TRANSISTOR DESIGN How to overcome transistor failures?
Whether manufacturing defects or overuse, a transistor may incur failures during its life cycle. Transistors do not come with expiration dates, but transistor faults are not a new concept in the semiconductor industry. Here is a guide to understanding transistor failures, the reason behind the faults, and possible solutions.
What is a transistor failure?
A failure (or fault) occurs in a transistor when it does not operate effectively. A transistor fault model describes the conditions of transistor failure during logic operations.
A transistor failure can be classified into two failure modes:
Struck-short: The transistor behaves like a short circuit. The resistance of the junction(s) becomes very low or zero. Such a low value makes the transistor operate in a conducting mode.
Struck-open: The transistor behaves like an open circuit. The resistance of the junction(s) becomes extremely high or infinite. Such a high value makes the transistor act as a resistor.
What are the causes of transistor failure?
There are many reasons for a transistor to fail on a component level. The failures occur in the early stages and ending periods of the transistor life cycle. These 7 transistor failures may occur:
- 1. Manufacturing faults
- 2. Hot electrons
- 3. Parasitic structures
- 4. PCB faults
- 5. Contact resistance
- 6. Voltage spikes
- 7. Age of the transistor
How to design a transistor?
Manufacturing faults: Most electronic components, including transistors, face early-stage failures during manufacturing processes. Such faults could be due to improper packaging, inadequate mechanical stress, false circuitry, wire-related problems, thermal shocks, contamination, or damaged parts. Manufacturing faults reduce the performance capabilities of a transistor and lead to failures during the operation.
Hot electrons: Due to temperature variations, the majority charge carriers may gain sufficient thermal energy to cross the barrier potential. It may hinder the operation of a transistor even before biasing.
Parasitic structures: A parasitic structure forms inside the semiconductor that resembles another device. It hinders the operation of a transistor in its operating modes and makes it behave partially like another device. An example could be the base-emitter junction in BJT behaving like a PN diode, the body diode in MOSFET offering high current, failure of SCR to turn off, etc.
PCB faults: PCB is vulnerable to contamination due to environmental influences. Such faults may occur during the mechanical loads and soldering process.
Contact Resistance: The contact resistance of a transistor should ideally be low. Mechanical pressure and corrosion may alter the contact resistance.
Voltage spikes: When a transistor is turned off, a sudden high-frequency voltage spike may damage the device.
Age of the transistor: When a transistor is in use for multiple projects over a long time, chances are that it is overused. Most electronic components fail over time due to corrosion and physical damage.
Overcoming the challenges of transistors
Soak-test: Manufacturers are directly responsible for manufacturing faults.

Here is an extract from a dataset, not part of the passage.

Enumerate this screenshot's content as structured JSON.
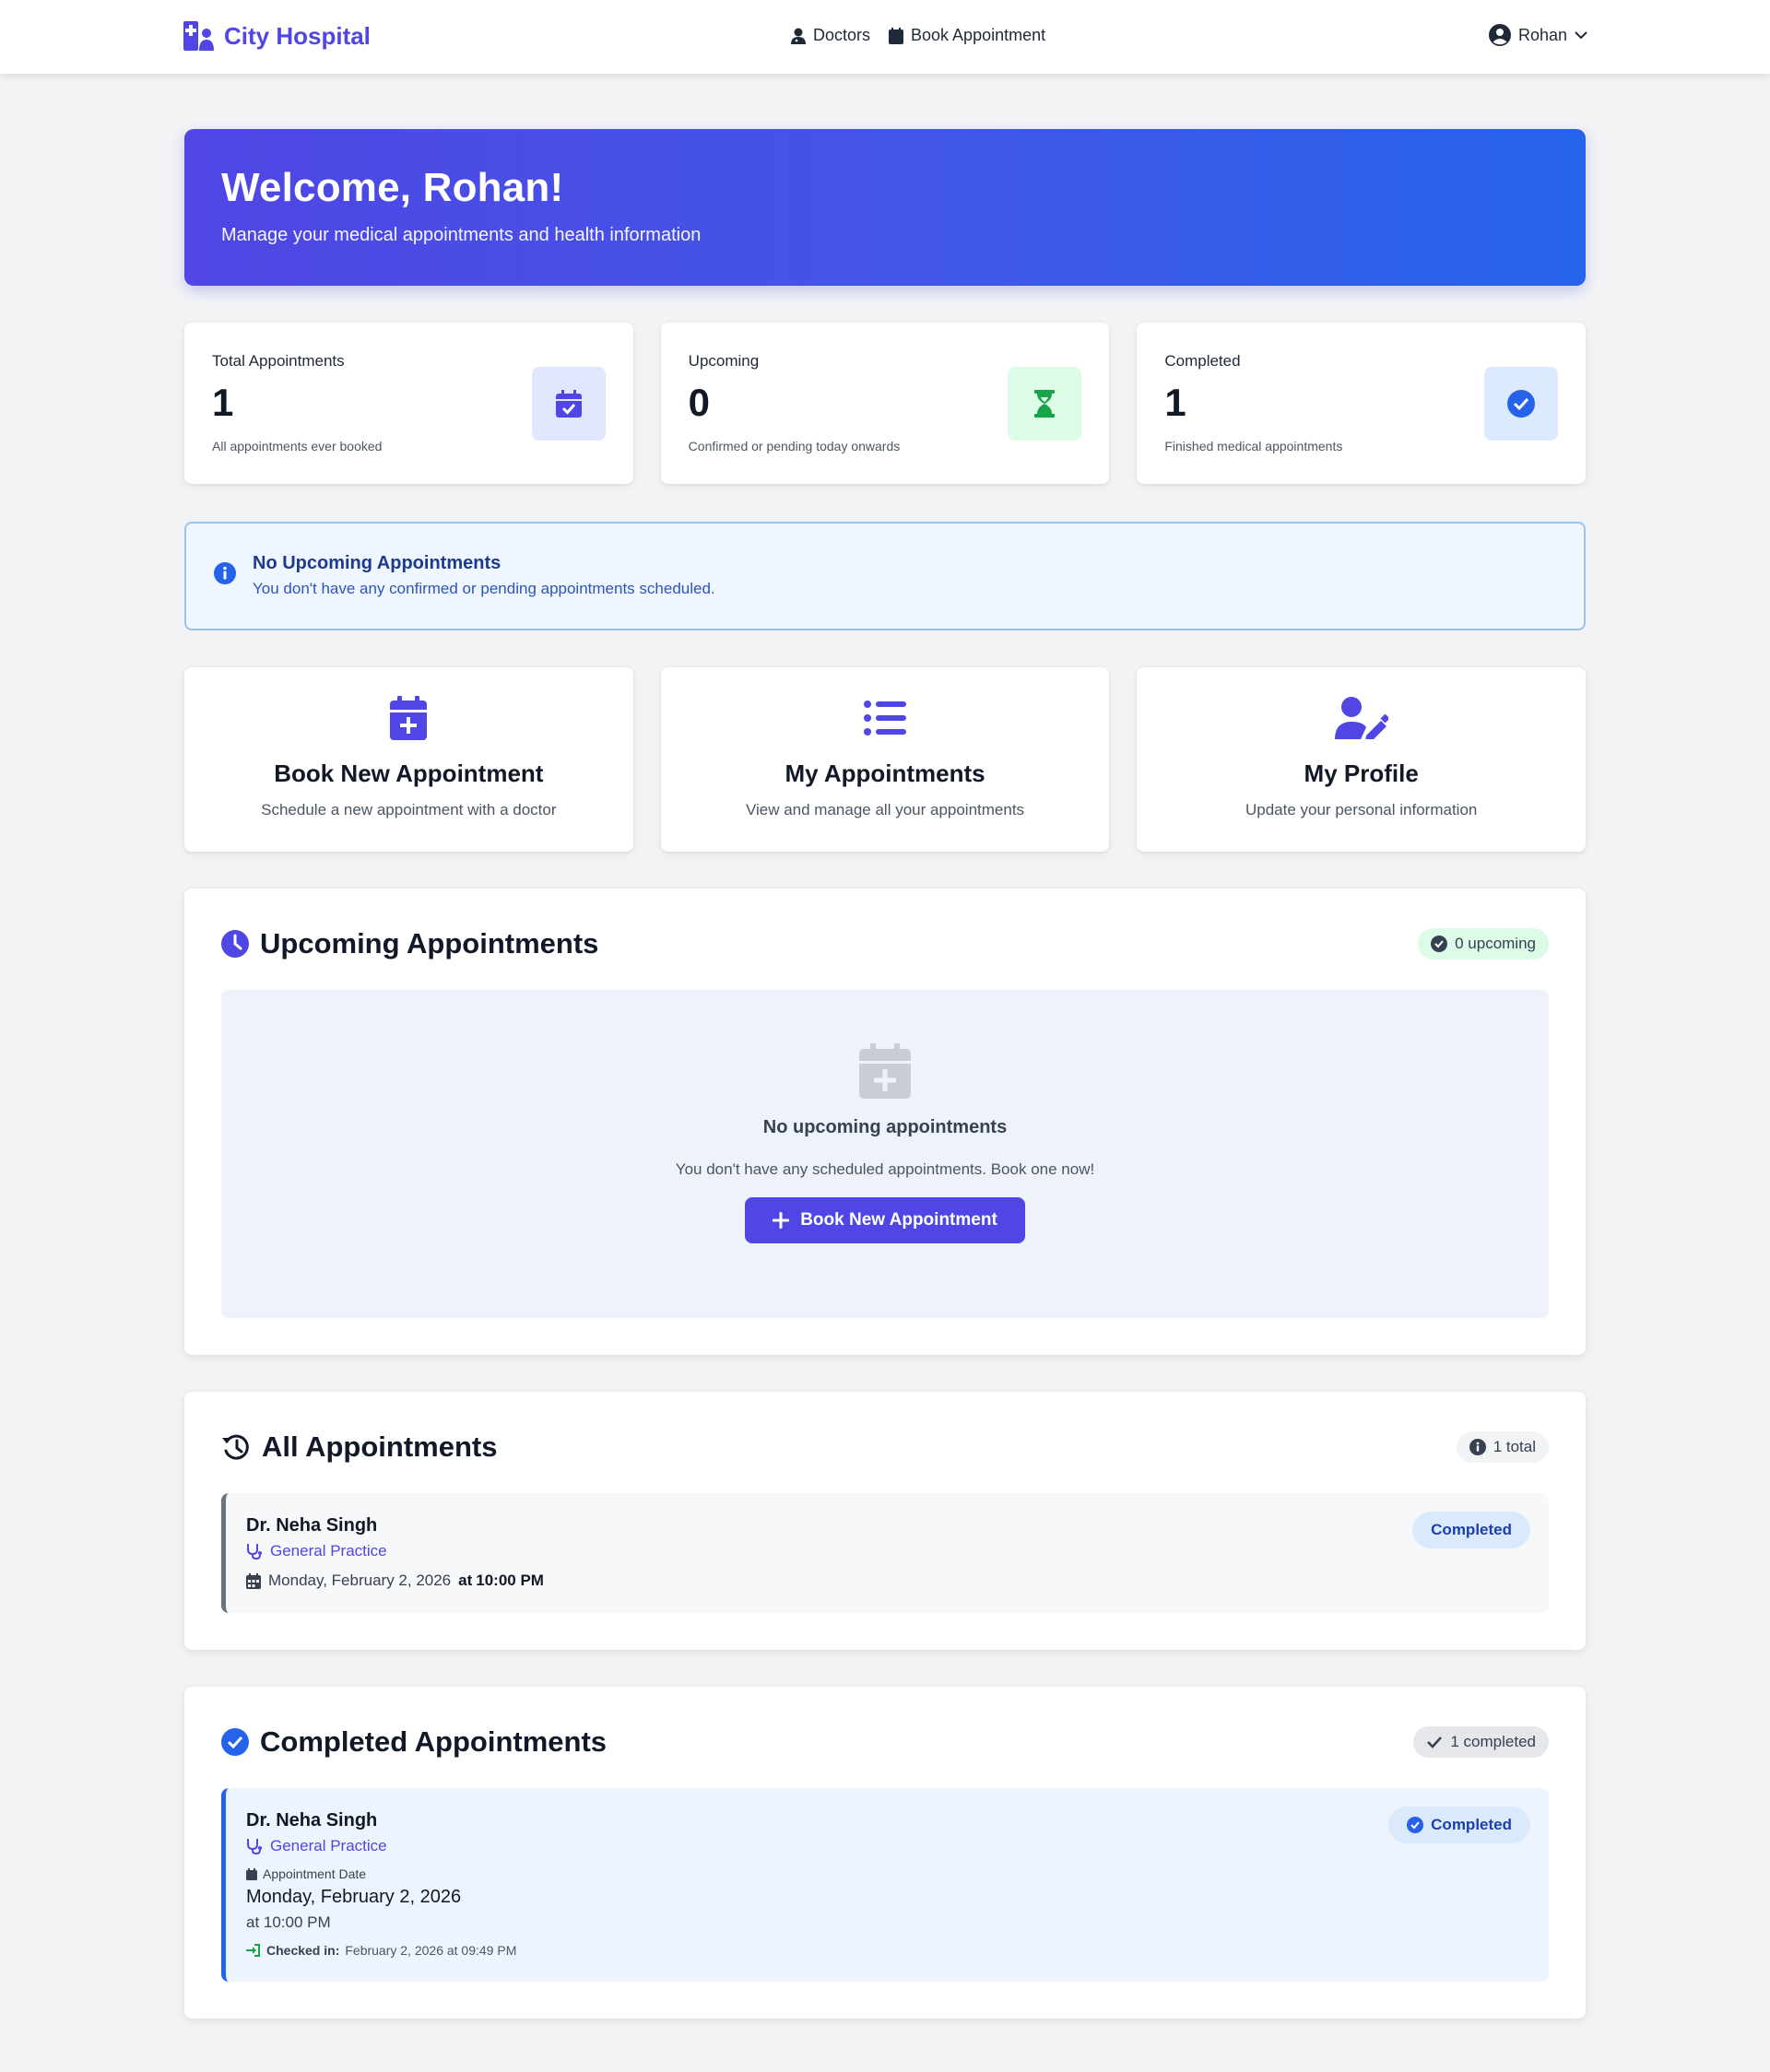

To avoid such faults, industries deploy “soak testing”. Also known as the capacity test, the soak test evaluates the transistor operation for an elevated temperature. The test results help manufacturers to eliminate faulty transistors and choose the best ones for commercial use. Soak tests are best suited for power transistors during the early stages.

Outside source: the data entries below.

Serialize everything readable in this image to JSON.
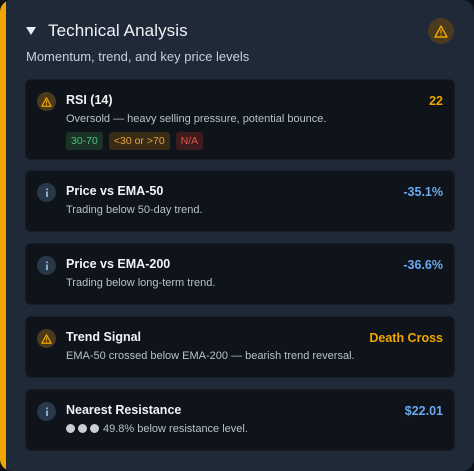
{
  "section": {
    "title": "Technical Analysis",
    "subtitle": "Momentum, trend, and key price levels",
    "header_icon": "warning-icon",
    "accent_color": "#f0a500"
  },
  "cards": [
    {
      "icon": "warning-icon",
      "title": "RSI (14)",
      "description": "Oversold — heavy selling pressure, potential bounce.",
      "value": "22",
      "value_color": "#f0a500",
      "badges": [
        {
          "label": "30-70",
          "tone": "green"
        },
        {
          "label": "<30 or >70",
          "tone": "orange"
        },
        {
          "label": "N/A",
          "tone": "red"
        }
      ]
    },
    {
      "icon": "info-icon",
      "title": "Price vs EMA-50",
      "description": "Trading below 50-day trend.",
      "value": "-35.1%",
      "value_color": "#6ba8f0"
    },
    {
      "icon": "info-icon",
      "title": "Price vs EMA-200",
      "description": "Trading below long-term trend.",
      "value": "-36.6%",
      "value_color": "#6ba8f0"
    },
    {
      "icon": "warning-icon",
      "title": "Trend Signal",
      "description": "EMA-50 crossed below EMA-200 — bearish trend reversal.",
      "value": "Death Cross",
      "value_color": "#f0a500"
    },
    {
      "icon": "info-icon",
      "title": "Nearest Resistance",
      "description": "49.8% below resistance level.",
      "strength_dots": 3,
      "value": "$22.01",
      "value_color": "#6ba8f0"
    }
  ]
}
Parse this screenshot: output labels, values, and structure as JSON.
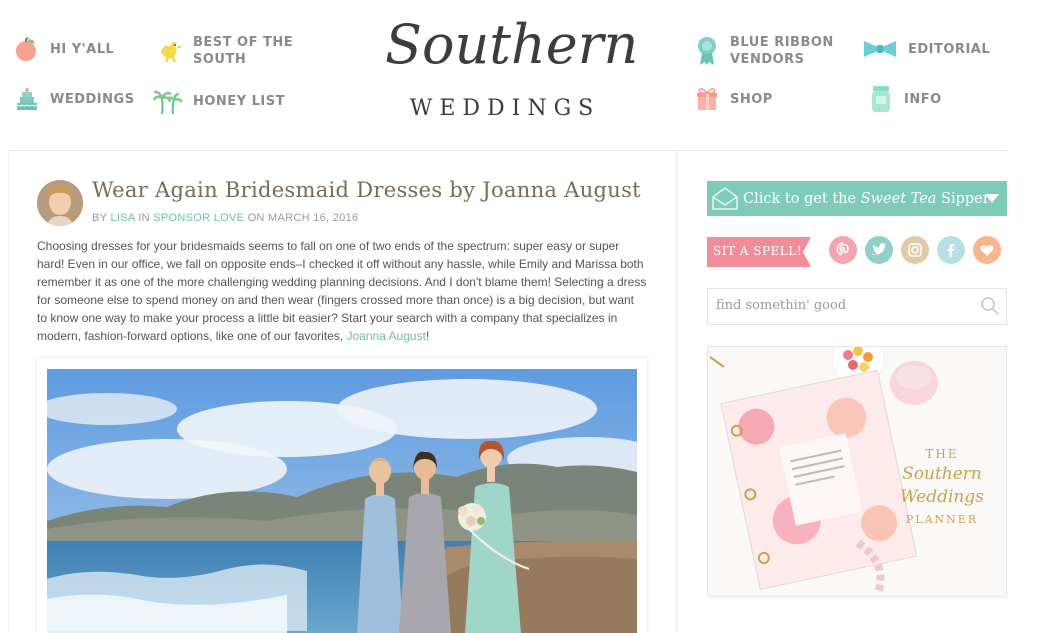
{
  "nav": {
    "hi_yall": "HI Y'ALL",
    "best_of_south": "BEST OF THE\nSOUTH",
    "weddings": "WEDDINGS",
    "honey_list": "HONEY LIST",
    "blue_ribbon": "BLUE RIBBON\nVENDORS",
    "editorial": "EDITORIAL",
    "shop": "SHOP",
    "info": "INFO"
  },
  "logo": {
    "script": "Southern",
    "sub": "WEDDINGS"
  },
  "post": {
    "title": "Wear Again Bridesmaid Dresses by Joanna August",
    "by": "BY ",
    "author": "LISA",
    "in": " IN ",
    "category": "SPONSOR LOVE",
    "on": " ON ",
    "date": "MARCH 16, 2016",
    "body": "Choosing dresses for your bridesmaids seems to fall on one of two ends of the spectrum: super easy or super hard! Even in our office, we fall on opposite ends–I checked it off without any hassle, while Emily and Marissa both remember it as one of the more challenging wedding planning decisions. And I don't blame them! Selecting a dress for someone else to spend money on and then wear (fingers crossed more than once) is a big decision, but want to know one way to make your process a little bit easier? Start your search with a company that specializes in modern, fashion-forward options, like one of our favorites, ",
    "body_link": "Joanna August",
    "body_end": "!"
  },
  "sidebar": {
    "cta_prefix": "Click to get the ",
    "cta_script": "Sweet Tea",
    "cta_suffix": " Sipper",
    "sit_spell": "SIT A SPELL!",
    "search_placeholder": "find somethin' good",
    "ad_the": "THE",
    "ad_script_1": "Southern",
    "ad_script_2": "Weddings",
    "ad_planner": "PLANNER"
  },
  "colors": {
    "accent_mint": "#7dcbb8",
    "link": "#6cc0a3",
    "social_pink": "#f2a5b0",
    "social_teal": "#8fd0c9",
    "social_tan": "#e4c9a8",
    "social_blue": "#b8e0e4",
    "social_orange": "#f7b68f"
  },
  "icons": [
    "peach-icon",
    "chicken-icon",
    "cake-icon",
    "palm-trees-icon",
    "ribbon-rosette-icon",
    "bow-tie-icon",
    "gift-box-icon",
    "mason-jar-icon",
    "envelope-icon",
    "chevron-down-icon",
    "pinterest-icon",
    "twitter-icon",
    "instagram-icon",
    "facebook-icon",
    "heart-icon",
    "search-icon"
  ]
}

Self-test: Some faulty transistors may get delivered from manufacturers or damaged over time. You should regularly test your transistors and other related electronic components to save time and money.
Replacement: When a transistor fails, it does not operate in the desired range. The best solution is to replace it with another transistor. When your power device starts to heat frequently, there are high chances of damage.
How to test a power transistor?
Watch this video to learn how to test a transistor with a multimeter:
It is crucial to test a transistor before using it for a project. Whether it is a power transistor or a logic transistor, testing helps to eliminate possible failures. Most transistors, along with other components, are tested on the circuit board before their use. The most common way to test a power transistor is the diode test method. The result of the diode test function indicates either a fully-operational transistor, a dead transistor, or damaged junctions.
Step 1: Remove the transistor from the circuit board. If it is a power transistor, remove it from the protective covering.
Step 2: Set up a Multimeter using red and black probes.
Step 3: Set the selector knob to the diode/buzz symbol.
Step 4: Use the relevant clampers with the probes.
- Two of the probes must touch either of the terminals at the same time.
- When there is no reading, swap the probes and test again.
- If you don’t know the configuration of power BJT (NPN or PNP) or Power MOSFET, you can try using all the probe combinations. However, it is an unlikely situation.
- Reading between two terminals indicates that the transistor is in good condition.
- For Power BJT, there should be a reading between the collector and the emitter.
- For Power MOSFET, there should be a reading between the drain and the source.
Result 1: When the multimeter gives a small reading, the transistor is working. Depending upon the position of the probes, the transistor can be NPN or PNP.
Result 2: When there is no reading even after swapping the probes, the transistor does not work.
Result 3: The multimeter produces a buzzing noise in either or all of the tests. The buzzing sound indicates damage to the junction and failure of the transistor.